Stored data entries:
◇ ◇ ◇ ◇

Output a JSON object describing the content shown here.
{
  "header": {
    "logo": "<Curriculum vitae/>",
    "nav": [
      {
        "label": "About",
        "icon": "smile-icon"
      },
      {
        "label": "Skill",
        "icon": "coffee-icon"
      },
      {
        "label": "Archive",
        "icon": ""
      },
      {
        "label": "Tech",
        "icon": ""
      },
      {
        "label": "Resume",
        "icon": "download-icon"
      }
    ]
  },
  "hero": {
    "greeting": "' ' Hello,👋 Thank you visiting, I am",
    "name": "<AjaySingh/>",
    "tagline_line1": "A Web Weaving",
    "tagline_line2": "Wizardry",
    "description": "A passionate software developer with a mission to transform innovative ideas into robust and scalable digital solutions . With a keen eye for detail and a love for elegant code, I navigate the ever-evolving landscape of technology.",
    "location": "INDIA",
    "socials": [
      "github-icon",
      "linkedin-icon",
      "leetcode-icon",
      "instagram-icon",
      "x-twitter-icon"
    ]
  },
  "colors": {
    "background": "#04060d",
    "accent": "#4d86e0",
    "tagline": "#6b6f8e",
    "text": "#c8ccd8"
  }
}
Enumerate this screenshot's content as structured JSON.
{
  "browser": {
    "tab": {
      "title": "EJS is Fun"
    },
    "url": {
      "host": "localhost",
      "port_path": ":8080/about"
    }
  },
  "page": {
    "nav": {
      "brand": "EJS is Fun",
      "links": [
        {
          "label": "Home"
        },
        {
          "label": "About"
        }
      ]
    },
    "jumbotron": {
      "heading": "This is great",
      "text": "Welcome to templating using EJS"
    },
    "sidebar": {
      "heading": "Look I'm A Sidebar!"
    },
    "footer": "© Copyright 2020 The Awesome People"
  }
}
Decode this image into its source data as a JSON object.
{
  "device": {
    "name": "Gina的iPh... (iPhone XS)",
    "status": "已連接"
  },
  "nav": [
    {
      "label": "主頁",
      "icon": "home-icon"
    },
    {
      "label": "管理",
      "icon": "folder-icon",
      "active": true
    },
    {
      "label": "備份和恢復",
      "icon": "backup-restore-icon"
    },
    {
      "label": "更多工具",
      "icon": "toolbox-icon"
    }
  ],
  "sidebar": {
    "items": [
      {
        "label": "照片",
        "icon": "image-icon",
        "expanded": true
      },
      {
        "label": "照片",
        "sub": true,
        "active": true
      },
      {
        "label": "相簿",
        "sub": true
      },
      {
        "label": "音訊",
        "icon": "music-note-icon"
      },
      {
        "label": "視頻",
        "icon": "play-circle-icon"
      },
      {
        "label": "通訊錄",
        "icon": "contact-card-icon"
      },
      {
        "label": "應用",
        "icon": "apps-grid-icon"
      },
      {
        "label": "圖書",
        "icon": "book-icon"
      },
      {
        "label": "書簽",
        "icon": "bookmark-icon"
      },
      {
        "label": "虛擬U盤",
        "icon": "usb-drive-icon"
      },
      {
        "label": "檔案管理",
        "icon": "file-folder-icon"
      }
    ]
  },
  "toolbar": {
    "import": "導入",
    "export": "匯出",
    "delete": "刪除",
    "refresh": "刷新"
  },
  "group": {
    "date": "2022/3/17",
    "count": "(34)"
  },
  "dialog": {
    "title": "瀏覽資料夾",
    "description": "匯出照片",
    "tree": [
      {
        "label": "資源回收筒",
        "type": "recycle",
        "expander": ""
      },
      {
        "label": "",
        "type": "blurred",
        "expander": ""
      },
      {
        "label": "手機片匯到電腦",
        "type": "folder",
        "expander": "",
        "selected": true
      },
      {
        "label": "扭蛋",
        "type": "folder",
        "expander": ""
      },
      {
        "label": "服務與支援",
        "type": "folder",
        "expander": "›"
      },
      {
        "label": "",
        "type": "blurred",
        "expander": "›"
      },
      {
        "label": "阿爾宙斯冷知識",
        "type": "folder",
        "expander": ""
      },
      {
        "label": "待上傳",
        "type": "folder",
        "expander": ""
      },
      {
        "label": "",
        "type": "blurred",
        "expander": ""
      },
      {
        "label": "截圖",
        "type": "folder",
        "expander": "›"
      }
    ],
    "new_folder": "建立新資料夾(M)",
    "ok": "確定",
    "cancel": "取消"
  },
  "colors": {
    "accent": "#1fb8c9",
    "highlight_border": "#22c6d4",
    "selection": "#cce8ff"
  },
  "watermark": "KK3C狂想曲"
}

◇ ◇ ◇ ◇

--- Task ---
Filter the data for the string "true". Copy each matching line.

--- Final answer ---
      "active": true
        "expanded": true
        "sub": true,
        "active": true
        "sub": true
        "selected": true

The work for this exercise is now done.